By Mike Lee
LSCU Director of Regulatory Advocacy
While cybersecurity can be a very complicated issue, it still rings true that the best way to approach it is by realizing simple changes in practice can prevent the most breaches. Before credit unions purchase expensive systems and hire expert staff, know that basic, effective cybersecurity practices are well within the control of those who have very little knowledge of the subject. Because for most credit unions, very basic safeguards will prevent most breaches.
Who are the bad actors seeking to steal your members’ money and data? They generally fall into one of three categories: state sponsored hackers, criminal syndicates and hobby hackers. While the state sponsored hackers are probably the most sophisticated, the criminal groups are not far behind. In fact, many of them collaborate with, or are endorsed by, the state hackers. And while there has been greater interest by foreign states to attack American financial institutions in recent years, the greater likelihood of attacks come from less sophisticated criminals, often implementing tools bought cheaply and easily from the internet. The good news is those amateur, hobby hacker criminals can be easily deterred using simple techniques. If you harden your credit union’s systems, there is a good chance most hackers will move on to softer targets.
Credit union leadership can implement these simple steps with policy changes and some basic training to mitigate the greater risks of a breach to your system.
The next step for leadership to better protect the credit union from cyber threats is taking an interest in cybersecurity. Educating leadership on basic cybersecurity principles and investing in qualified people and products could make a tremendous difference.

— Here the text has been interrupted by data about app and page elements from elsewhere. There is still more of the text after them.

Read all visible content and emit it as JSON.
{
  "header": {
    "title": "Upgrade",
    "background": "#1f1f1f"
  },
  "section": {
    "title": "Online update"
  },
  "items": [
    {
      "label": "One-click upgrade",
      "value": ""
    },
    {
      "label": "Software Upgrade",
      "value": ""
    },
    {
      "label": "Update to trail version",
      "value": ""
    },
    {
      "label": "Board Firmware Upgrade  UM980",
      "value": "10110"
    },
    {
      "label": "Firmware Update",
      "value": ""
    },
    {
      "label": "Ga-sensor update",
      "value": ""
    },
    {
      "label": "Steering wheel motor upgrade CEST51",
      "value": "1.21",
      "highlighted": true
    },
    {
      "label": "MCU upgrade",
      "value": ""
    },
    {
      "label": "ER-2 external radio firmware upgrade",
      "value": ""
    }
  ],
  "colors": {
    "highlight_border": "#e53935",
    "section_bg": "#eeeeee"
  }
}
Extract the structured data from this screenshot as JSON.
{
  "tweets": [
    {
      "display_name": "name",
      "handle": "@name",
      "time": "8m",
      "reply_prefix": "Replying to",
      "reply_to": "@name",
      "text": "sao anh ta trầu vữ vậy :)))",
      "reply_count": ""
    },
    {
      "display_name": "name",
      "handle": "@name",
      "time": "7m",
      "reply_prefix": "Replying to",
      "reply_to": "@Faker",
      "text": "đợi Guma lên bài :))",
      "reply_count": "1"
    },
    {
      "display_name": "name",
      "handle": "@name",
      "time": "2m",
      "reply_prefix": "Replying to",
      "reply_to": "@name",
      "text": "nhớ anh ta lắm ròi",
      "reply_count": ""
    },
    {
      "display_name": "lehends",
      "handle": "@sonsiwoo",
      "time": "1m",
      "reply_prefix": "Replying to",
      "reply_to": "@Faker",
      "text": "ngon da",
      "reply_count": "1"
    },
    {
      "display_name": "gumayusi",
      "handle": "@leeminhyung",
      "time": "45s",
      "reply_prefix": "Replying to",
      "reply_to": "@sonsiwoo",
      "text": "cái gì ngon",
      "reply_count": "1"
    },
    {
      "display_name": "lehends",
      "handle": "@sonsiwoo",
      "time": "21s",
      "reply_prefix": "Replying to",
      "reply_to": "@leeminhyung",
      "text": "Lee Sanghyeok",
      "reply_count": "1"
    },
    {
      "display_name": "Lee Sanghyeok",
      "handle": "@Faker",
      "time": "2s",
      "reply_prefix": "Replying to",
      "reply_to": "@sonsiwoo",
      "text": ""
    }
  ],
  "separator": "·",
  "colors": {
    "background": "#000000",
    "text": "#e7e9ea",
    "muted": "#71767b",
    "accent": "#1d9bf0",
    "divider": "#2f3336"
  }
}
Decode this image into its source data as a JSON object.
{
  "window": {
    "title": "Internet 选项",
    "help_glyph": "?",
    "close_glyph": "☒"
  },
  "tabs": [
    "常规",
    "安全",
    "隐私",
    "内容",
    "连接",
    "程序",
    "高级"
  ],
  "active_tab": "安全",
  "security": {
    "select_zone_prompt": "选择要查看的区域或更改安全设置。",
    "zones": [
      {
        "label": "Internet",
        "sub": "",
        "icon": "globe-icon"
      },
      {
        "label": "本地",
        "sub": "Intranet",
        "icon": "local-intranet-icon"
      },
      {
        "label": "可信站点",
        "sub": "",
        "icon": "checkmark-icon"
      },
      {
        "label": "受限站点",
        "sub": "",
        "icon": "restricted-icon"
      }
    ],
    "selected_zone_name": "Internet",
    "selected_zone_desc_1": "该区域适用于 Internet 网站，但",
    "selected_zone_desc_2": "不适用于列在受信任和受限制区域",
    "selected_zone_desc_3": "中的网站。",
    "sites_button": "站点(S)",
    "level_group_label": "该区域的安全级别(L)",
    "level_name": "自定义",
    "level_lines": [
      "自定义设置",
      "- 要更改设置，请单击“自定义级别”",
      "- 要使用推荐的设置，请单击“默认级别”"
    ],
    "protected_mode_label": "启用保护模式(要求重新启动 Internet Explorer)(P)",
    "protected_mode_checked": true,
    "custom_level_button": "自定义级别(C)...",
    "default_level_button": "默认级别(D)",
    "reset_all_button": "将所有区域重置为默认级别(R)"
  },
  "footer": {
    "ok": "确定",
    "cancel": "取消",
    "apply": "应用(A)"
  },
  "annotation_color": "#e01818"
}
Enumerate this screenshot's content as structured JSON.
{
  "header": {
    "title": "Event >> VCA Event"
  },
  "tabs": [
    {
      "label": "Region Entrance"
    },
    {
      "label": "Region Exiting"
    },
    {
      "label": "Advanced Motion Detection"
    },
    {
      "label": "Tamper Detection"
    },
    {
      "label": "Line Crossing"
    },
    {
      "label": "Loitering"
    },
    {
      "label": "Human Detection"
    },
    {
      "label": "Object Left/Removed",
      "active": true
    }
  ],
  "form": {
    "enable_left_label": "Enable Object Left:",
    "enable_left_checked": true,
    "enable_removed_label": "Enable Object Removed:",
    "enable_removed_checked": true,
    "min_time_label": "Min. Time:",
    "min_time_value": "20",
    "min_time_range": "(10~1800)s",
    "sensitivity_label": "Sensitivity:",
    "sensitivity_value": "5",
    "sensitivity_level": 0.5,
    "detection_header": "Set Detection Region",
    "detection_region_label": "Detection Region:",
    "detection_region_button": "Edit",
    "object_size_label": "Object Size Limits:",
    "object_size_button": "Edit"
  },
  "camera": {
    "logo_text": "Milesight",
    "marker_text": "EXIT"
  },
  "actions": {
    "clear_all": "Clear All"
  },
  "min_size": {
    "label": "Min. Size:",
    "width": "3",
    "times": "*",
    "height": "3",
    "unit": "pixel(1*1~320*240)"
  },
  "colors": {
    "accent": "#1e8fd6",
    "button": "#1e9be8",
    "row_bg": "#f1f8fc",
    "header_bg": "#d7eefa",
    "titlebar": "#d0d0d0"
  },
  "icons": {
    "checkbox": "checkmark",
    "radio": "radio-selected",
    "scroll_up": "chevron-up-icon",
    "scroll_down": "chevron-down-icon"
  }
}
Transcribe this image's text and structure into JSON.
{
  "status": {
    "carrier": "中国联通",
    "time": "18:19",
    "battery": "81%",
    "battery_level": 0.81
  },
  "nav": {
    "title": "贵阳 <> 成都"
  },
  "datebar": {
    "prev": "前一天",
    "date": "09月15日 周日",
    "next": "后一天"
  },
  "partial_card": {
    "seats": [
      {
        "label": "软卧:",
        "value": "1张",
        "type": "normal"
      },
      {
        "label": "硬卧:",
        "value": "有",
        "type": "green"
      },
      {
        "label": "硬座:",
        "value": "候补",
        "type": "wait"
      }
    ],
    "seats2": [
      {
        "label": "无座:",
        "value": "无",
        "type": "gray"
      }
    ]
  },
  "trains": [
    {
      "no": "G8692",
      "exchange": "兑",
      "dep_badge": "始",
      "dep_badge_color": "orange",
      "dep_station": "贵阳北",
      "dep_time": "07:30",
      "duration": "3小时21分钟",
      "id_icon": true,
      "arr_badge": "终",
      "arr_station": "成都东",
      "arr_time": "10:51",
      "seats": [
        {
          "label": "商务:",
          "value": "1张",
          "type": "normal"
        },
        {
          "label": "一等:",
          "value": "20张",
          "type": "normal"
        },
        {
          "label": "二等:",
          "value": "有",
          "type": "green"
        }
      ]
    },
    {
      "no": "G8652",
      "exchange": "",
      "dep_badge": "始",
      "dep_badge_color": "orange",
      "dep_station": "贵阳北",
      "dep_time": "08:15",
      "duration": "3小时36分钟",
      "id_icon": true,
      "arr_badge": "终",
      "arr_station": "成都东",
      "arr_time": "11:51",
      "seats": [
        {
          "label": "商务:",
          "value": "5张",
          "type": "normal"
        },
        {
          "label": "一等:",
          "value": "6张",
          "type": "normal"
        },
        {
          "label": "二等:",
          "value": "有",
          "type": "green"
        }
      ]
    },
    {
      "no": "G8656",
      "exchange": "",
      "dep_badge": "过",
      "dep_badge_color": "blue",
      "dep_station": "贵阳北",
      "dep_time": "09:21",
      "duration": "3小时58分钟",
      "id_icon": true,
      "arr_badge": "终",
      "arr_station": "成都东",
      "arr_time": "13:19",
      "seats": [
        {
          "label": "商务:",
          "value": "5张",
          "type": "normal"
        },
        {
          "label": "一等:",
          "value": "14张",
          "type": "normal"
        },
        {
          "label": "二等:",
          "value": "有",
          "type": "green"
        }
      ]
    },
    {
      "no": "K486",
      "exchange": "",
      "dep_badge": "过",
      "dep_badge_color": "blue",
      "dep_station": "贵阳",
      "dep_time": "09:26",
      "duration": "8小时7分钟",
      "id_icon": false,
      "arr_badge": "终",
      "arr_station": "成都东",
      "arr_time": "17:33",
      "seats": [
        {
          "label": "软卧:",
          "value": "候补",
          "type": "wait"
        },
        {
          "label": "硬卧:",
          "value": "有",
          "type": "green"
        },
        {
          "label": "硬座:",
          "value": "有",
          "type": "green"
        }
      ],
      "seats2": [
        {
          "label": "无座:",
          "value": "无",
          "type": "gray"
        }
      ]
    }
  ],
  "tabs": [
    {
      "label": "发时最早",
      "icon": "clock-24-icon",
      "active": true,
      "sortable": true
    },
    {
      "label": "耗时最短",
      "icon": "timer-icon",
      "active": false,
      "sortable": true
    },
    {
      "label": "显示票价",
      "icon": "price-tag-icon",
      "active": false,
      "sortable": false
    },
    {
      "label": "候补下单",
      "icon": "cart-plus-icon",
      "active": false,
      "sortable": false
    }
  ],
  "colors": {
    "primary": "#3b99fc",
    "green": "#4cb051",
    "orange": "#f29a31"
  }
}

The main lesson credit union leadership can take from those resources is that cybersecurity should not be a one-off project; there must be a transformation in investment, education and awareness. The corporate culture should be transformed. For instance, the cybersecurity professional at your credit union should have access to the executive team (if they are not on it) and the board of directors. Perhaps most importantly is to be proactive in approaching potential breaches. All credit unions should have a plan ready to go that is well tested in case your credit union’s systems are breached. With that preparation, you would be prepared if a hostile actor has accessed your member’s personally identifiable information or when ransomware has encrypted your institution’s most important data, thus bringing your operations to a standstill. Your institution should have a plan in place to mitigate the technical and the reputational challenges when they arise.
To protect your credit union’s reputation, consider having a trusted law firm or forensic accountant firm handle the investigation (you want to make sure you are protected by client confidentiality) and respond to the event. Also, consider how much access or cooperation you’ll give to law enforcement.
Another issue related to this is cyber insurance. These products can cover any variety of items, such as paying for technical support in the event of a breach, covering the costs of ransom to hackers, professional costs (hiring lawyers, IT, PR), notification and identity theft costs for members and legal liabilities arising from the breach. While these products are important, the policies are written in very specific format, so credit unions should be vigilant that they’re in compliance with any policies. For instance, a failure to maintain standard security updates may allow the insurer to deny a claim.
Finally, cybersecurity will continue to be a supervisory priority for NCUA and state regulators. The examiners will continue to thoroughly scrutinize the largest credit unions, but smaller credit unions can expect more thorough reviews of their controls and processes. Similarly, you should scrutinize your third-party vendors closely, considering there is a push to give the NCUA exam authority over third-party vendors and the degree to which credit unions rely on them for their cybersecurity. It is important to evaluate those relationships prior to any breach, but also so your credit union can focus resources on areas not covered by your vendors.
Many common breaches can be prevented by implementing simple safeguards that minimize the most common cause of breaches — human behavior. Having a plan of action in response to the occurrence of a breach will minimize harm to your credit union’s operations and reputation. And exposing your credit union’s leadership to the basic premises of cybersecurity and the importance of investing in people and technology in this area will better prepare your credit union for these common threats to our industry. If you have any questions on these topics, please contact Mike Lee, director of regulatory advocacy, at Michael.firstname.lastname@example.org.
What simple steps can you take to better secure your credit union?
1. Develop and enforce good password habits (complex passwords that are regularly changed – not written down and taped to your monitor).
2. Multifactor authentication — when you want to access a program, you must input a code sent by email or text message in addition to your password.
3. Prohibiting use of private email/social media on company computers — phishing and social engineering pose a high risk to your institution. By disallowing personal browsing on company computers, you can greatly reduce risk.
4. Limiting access — programs, systems and files should be available only to those that must have user capability. Also, making sure that former employee’s access privileges are quickly removed.
5. Eliminating the use of external flash drives — allowing only approved storage devices on your institution’s computers greatly limit the possibility of stray malware from entering your system. Criminals will often discard an infected flash drive in the hope that a passerby will pick up the drive and use it at home or work. ne university study found half the bystanders picked up and used the discarded flash drive, which could have risked exposing their systems to a breach.